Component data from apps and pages
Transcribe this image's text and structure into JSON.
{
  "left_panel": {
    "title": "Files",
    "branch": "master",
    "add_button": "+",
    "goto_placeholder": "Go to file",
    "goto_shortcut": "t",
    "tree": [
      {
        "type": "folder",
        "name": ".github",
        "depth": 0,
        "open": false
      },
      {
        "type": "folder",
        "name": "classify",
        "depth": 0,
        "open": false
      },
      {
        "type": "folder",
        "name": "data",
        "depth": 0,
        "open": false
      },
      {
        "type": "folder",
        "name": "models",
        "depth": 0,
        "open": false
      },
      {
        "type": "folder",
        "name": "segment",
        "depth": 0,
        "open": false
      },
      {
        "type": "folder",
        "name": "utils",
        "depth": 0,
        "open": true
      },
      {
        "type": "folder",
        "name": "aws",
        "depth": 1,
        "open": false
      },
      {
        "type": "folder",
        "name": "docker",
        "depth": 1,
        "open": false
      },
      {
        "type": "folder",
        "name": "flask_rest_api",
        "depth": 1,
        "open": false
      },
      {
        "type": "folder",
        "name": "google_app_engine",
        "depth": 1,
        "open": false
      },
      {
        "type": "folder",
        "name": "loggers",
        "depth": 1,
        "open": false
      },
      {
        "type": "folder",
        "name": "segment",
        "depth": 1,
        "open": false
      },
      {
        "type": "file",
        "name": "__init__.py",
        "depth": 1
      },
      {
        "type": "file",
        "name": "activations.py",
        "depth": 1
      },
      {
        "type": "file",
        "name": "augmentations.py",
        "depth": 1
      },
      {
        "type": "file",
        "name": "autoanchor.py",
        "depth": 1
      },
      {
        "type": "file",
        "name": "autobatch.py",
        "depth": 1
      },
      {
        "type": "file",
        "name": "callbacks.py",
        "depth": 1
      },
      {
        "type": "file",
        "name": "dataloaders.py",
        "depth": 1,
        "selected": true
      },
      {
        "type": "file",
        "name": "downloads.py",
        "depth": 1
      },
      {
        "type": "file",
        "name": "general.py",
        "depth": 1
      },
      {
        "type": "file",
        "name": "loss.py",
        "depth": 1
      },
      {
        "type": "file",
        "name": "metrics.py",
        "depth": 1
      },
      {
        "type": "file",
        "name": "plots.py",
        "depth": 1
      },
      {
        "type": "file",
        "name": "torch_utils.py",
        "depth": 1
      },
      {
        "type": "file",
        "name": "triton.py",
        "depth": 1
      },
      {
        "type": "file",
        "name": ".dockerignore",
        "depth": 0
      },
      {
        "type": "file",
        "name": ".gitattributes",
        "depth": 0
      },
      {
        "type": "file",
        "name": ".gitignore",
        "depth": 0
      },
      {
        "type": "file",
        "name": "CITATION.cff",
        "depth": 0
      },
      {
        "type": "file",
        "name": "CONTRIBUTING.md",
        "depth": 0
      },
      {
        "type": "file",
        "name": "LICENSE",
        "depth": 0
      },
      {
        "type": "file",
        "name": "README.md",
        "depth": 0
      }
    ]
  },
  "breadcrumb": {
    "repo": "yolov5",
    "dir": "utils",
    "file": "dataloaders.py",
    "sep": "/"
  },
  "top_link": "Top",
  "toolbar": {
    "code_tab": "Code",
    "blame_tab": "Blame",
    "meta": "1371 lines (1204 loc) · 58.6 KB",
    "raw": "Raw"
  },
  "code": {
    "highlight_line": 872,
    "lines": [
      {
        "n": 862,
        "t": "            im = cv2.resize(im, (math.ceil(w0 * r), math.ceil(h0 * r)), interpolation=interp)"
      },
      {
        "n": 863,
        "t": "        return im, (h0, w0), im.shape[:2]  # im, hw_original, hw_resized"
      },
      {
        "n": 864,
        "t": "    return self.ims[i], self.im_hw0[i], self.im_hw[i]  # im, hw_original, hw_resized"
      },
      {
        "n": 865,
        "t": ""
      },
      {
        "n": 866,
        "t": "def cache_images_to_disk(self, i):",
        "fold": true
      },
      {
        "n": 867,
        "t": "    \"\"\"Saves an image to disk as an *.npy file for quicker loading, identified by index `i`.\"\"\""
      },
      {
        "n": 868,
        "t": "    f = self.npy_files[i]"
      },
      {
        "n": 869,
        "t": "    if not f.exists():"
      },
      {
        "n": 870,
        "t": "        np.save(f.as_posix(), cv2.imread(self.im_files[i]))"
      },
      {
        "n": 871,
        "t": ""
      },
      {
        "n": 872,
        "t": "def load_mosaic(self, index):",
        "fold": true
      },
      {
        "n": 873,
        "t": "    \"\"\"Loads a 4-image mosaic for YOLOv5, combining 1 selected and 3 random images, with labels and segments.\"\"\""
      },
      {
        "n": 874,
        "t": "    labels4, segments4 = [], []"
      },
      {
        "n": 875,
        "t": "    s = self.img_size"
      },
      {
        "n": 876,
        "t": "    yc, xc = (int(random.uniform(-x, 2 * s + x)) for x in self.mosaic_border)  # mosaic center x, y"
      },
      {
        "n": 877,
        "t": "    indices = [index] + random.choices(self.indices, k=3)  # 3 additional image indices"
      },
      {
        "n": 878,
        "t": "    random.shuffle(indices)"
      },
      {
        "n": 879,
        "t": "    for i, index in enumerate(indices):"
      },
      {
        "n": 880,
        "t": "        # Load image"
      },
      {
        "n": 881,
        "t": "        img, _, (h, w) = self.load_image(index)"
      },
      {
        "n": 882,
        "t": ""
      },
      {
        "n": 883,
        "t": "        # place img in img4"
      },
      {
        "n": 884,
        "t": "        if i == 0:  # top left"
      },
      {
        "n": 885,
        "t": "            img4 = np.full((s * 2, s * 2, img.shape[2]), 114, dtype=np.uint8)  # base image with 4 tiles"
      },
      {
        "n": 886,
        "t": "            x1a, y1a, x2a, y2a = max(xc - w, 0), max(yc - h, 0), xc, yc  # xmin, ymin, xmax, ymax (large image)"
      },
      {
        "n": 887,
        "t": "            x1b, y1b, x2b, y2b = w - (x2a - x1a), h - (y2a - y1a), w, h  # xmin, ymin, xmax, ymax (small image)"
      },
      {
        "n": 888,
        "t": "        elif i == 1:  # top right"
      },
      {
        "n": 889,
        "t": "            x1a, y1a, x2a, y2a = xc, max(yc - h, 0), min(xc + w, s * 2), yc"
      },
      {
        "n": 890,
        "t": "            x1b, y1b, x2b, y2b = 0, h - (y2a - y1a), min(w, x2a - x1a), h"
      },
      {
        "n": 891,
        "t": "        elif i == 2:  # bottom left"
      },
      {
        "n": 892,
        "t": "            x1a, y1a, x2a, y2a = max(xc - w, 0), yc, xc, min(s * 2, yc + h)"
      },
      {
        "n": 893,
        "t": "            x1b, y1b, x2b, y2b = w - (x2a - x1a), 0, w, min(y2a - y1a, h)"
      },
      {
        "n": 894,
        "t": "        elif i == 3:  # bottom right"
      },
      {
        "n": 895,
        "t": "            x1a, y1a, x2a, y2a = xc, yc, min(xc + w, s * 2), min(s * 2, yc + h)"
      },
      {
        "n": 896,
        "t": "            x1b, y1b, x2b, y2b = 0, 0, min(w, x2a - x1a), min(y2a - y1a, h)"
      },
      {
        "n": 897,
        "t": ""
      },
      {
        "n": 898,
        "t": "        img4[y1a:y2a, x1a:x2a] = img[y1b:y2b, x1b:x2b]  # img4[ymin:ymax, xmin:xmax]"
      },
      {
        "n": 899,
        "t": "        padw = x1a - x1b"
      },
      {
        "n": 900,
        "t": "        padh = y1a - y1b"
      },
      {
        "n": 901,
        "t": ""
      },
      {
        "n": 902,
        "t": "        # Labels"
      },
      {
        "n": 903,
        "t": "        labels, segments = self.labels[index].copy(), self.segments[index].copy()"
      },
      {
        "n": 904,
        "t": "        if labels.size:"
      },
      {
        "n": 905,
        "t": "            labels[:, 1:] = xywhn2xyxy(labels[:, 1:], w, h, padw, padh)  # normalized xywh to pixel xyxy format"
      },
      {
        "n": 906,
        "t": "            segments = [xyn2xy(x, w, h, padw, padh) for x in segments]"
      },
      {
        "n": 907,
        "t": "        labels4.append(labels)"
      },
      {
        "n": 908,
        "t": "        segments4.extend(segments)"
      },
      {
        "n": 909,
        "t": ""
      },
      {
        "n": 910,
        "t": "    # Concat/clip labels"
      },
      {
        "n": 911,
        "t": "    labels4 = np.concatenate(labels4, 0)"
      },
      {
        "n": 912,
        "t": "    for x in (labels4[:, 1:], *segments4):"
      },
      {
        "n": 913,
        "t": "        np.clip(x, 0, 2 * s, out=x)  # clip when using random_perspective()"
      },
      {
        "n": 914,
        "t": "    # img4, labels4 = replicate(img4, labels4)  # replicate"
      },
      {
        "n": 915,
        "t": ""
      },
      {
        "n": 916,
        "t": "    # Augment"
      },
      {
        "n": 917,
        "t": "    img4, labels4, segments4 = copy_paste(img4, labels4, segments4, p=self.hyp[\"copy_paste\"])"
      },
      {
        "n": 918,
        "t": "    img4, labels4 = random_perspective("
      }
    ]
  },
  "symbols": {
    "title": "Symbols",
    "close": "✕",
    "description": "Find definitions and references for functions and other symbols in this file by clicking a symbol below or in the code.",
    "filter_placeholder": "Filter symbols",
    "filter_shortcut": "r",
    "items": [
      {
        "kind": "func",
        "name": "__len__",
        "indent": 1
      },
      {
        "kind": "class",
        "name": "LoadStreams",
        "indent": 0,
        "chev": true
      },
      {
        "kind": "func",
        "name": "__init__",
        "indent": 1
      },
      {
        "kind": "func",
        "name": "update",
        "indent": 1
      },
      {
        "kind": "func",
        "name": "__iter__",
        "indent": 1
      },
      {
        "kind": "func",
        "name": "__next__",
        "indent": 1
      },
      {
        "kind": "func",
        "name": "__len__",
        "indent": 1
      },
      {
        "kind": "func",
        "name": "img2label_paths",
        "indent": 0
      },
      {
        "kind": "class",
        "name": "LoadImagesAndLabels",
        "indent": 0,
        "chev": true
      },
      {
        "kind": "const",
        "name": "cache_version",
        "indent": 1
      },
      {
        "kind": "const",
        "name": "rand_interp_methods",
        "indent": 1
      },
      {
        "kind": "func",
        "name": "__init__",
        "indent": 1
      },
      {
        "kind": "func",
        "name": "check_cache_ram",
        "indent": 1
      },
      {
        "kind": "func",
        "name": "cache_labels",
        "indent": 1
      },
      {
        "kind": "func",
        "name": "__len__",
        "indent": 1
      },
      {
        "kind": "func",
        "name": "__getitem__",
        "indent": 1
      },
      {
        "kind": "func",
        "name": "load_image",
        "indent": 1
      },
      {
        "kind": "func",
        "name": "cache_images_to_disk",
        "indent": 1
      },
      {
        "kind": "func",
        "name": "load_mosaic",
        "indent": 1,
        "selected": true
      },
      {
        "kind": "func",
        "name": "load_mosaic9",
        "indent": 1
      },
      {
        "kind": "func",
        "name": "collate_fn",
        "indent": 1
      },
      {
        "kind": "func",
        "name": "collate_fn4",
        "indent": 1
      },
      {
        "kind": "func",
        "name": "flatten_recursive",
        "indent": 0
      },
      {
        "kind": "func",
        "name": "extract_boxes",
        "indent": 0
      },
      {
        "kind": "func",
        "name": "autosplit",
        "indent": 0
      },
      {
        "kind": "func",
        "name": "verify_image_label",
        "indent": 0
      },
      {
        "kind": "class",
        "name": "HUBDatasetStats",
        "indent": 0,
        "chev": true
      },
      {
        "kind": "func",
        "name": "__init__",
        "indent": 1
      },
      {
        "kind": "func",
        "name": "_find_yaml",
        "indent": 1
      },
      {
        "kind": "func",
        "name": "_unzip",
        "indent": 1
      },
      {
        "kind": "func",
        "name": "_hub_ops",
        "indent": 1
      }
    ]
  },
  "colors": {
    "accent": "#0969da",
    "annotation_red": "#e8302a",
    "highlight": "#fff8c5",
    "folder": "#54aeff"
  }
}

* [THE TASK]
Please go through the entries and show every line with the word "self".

* [SOLUTION TO THIS TASK]
        "t": "    return self.ims[i], self.im_hw0[i], self.im_hw[i]  # im, hw_original, hw_resized"
        "t": "def cache_images_to_disk(self, i):",
        "t": "    f = self.npy_files[i]"
        "t": "        np.save(f.as_posix(), cv2.imread(self.im_files[i]))"
        "t": "def load_mosaic(self, index):",
        "t": "    s = self.img_size"
        "t": "    yc, xc = (int(random.uniform(-x, 2 * s + x)) for x in self.mosaic_border)  # mosaic center x, y"
        "t": "    indices = [index] + random.choices(self.indices, k=3)  # 3 additional image indices"
        "t": "        img, _, (h, w) = self.load_image(index)"
        "t": "        labels, segments = self.labels[index].copy(), self.segments[index].copy()"
        "t": "    img4, labels4, segments4 = copy_paste(img4, labels4, segments4, p=self.hyp[\"copy_paste\"])"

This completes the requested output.